Sometimes I wonder
if Mary breastfed Jesus.
if she cried out when he bit her
or if she sobbed when he would not latch.
and sometimes I wonder
if this is all too vulgar
to ask in a church
full of men
without milk stains on their shirts
or coconut oil on their breasts
preaching from pulpits off limits to the Mother of God.
but then i think of feeding Jesus,
the expulsion of blood
and smell of sweat,
the salt of a mother’s tears
onto the soft head of the Salt of the Earth,
and i think,
if the vulgarity of birth is not
by men who carry power but not burden,
who carry privilege but not labor,
who carry authority but not submission,
then it should not be preached at all.
because the real scandal of the Birth of God
lies in the cracked nipples of a
14 year old
and not in the sermons of ministers
who say women
are too delicate
– Kaitlin Hardy Shetler
This is a very strong poem and beautiful too. To say both beautiful and strong is to repeat what the poet says about Mary. The combination is why any Church that claims to be Christian must know that women belong in its leadership. Anything less is a betrayal of Mary, and so of Jesus who fed from her breast. Today many Christian churches no longer feed on that same source that made Jesus live.
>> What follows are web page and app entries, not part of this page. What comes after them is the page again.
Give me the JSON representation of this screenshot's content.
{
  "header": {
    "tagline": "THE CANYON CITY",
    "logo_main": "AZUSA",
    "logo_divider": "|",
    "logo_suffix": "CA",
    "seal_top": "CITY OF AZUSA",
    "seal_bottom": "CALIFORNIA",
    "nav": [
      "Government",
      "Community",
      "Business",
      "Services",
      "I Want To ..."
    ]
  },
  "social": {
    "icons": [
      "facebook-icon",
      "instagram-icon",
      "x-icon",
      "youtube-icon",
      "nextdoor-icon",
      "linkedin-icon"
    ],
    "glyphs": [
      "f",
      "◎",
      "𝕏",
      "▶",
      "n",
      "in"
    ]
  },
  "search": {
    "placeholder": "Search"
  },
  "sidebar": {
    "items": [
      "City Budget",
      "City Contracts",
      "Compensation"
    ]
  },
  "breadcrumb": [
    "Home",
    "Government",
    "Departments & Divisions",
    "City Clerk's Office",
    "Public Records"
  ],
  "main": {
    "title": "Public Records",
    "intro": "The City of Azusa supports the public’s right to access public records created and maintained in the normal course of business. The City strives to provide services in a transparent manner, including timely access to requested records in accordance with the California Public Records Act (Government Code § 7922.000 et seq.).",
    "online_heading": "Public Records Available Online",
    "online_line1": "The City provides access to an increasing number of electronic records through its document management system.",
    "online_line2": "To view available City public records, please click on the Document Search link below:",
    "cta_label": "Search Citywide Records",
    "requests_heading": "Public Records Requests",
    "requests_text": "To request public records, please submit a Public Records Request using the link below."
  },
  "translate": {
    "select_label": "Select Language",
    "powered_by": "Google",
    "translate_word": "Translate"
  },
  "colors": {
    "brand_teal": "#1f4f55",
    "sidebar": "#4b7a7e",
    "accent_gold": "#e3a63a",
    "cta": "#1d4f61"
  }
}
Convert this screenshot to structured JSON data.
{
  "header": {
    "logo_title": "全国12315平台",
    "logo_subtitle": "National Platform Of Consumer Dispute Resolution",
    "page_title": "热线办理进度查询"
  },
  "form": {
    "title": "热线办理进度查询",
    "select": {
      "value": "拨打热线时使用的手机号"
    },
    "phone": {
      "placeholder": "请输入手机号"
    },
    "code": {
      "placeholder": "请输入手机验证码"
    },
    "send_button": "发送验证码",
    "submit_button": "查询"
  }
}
Thank you for sharing this poem that points to the encarnation of God in a very very real way…to touch our reality until the most deep of our being, cells, bones, blood, filth…( Sorry my english is not as good as I would like to express what I want)